She said all of that was far-fetched and untrue. There was no scuffle and she never touched May, Yarbrough said.
In one final question, after Walker asked Yarbrough a few follow-ups, Conwell asked how far away May was from her when he shot her. She had told Walker she knew it was May who shot her because he was close — the distance “from me to the judge, maybe,” she had said, indicating perhaps 10 feet away.
In response to Conwell, Yarbrough said she didn’t know how far away May was.
• • •
Jones also testified Tuesday. He considered May a friend, he said. Jones had come outside when he heard the commotion, and he said he saw blood squirting out of Yarbrough’s neck. Jones said he asked May why he shot “Mimi,” Yarbrough’s nickname.

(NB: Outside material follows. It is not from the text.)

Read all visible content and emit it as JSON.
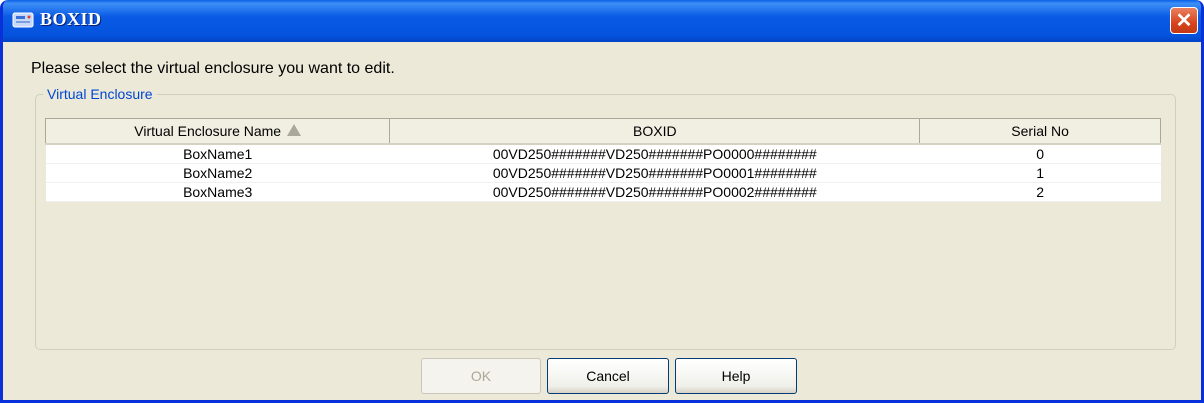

Sailor testified that she saw May shoot Jones in the back while they were both standing in the driveway; Jones, however, said he never saw who shot him.
photo by: Mackenzie Clark
Jones fell to the ground immediately when he was shot, he said; he lost feeling in his legs and couldn’t move them. He now uses a wheelchair, and it’s not likely that he’ll walk again.
The bullet went into Jones’ left shoulder and was lodged in the right side of the middle of his back, Dr. James Howard, a trauma surgeon with the University of Kansas Health System, testified Tuesday; it stayed there until the day before Thanksgiving, Jones said.
Howard said he couldn’t answer Conwell’s question about the bullet’s trajectory based on the medical record he had. Howard said that he wasn’t a ballistics expert, and that sometimes when bullets hit bones, they can change direction.
Trial is set to resume at 9 a.m. Wednesday. It is scheduled to last through Friday but could extend into next week. Other than in Melton’s opening arguments, jurors have yet to hear of the chase on which May allegedly led a Lawrence police officer and then hit him with his car.
Contact Mackenzie Clark
Have a story idea, news or information to share? Contact public safety reporter Mackenzie Clark: